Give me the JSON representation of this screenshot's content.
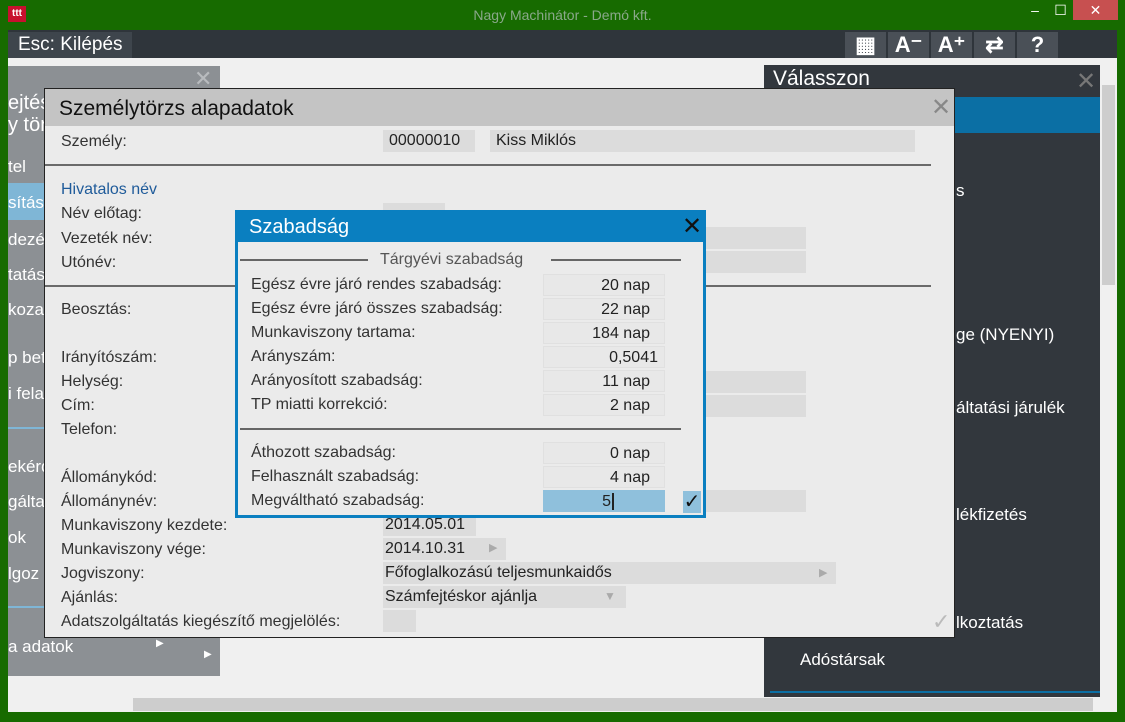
{
  "window": {
    "title": "Nagy Machinátor - Demó kft.",
    "app_icon": "ttt",
    "minimize": "‒",
    "maximize": "☐",
    "close": "✕"
  },
  "toolbar": {
    "esc_label": "Esc: Kilépés",
    "icons": [
      "grid-icon",
      "font-decrease-icon",
      "font-increase-icon",
      "swap-icon",
      "help-icon"
    ],
    "icon_glyphs": [
      "▦",
      "A⁻",
      "A⁺",
      "⇄",
      "?"
    ]
  },
  "left_panel": {
    "items": [
      "ejtés",
      "y tör",
      "tel",
      "sítás",
      "dezé",
      "tatás",
      "kozat",
      "p bet",
      "i fela",
      "ekérd",
      "gálta",
      "ok",
      "lgoz",
      "a adatok"
    ],
    "close": "✕"
  },
  "right_panel": {
    "title": "Válasszon",
    "close": "✕",
    "items": [
      "s",
      "ge (NYENYI)",
      "áltatási járulék",
      "lékfizetés",
      "lkoztatás",
      "Adóstársak"
    ]
  },
  "personnel_dialog": {
    "title": "Személytörzs alapadatok",
    "close": "✕",
    "person_label": "Személy:",
    "person_code": "00000010",
    "person_name": "Kiss Miklós",
    "official_name_heading": "Hivatalos név",
    "labels": {
      "prefix": "Név előtag:",
      "surname": "Vezeték név:",
      "given": "Utónév:",
      "position": "Beosztás:",
      "zip": "Irányítószám:",
      "city": "Helység:",
      "address": "Cím:",
      "phone": "Telefon:",
      "status_code": "Állománykód:",
      "status_name": "Állománynév:",
      "start": "Munkaviszony kezdete:",
      "end": "Munkaviszony vége:",
      "legal": "Jogviszony:",
      "recommend": "Ajánlás:",
      "supplement": "Adatszolgáltatás kiegészítő megjelölés:"
    },
    "values": {
      "start": "2014.05.01",
      "end": "2014.10.31",
      "legal": "Főfoglalkozású teljesmunkaidős",
      "recommend": "Számfejtéskor ajánlja"
    }
  },
  "leave_dialog": {
    "title": "Szabadság",
    "close": "✕",
    "section": "Tárgyévi szabadság",
    "rows": [
      {
        "label": "Egész évre járó rendes szabadság:",
        "value": "20 nap"
      },
      {
        "label": "Egész évre járó összes szabadság:",
        "value": "22 nap"
      },
      {
        "label": "Munkaviszony tartama:",
        "value": "184 nap"
      },
      {
        "label": "Arányszám:",
        "value": "0,5041"
      },
      {
        "label": "Arányosított szabadság:",
        "value": "11 nap"
      },
      {
        "label": "TP miatti korrekció:",
        "value": "2 nap"
      }
    ],
    "rows2": [
      {
        "label": "Áthozott szabadság:",
        "value": "0 nap"
      },
      {
        "label": "Felhasznált szabadság:",
        "value": "4 nap"
      },
      {
        "label": "Megváltható szabadság:",
        "value": "5"
      }
    ],
    "confirm": "✓"
  }
}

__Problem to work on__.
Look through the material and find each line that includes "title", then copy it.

__Task output__.
    "title": "Nagy Machinátor - Demó kft.",
    "title": "Válasszon",
    "title": "Személytörzs alapadatok",
    "title": "Szabadság",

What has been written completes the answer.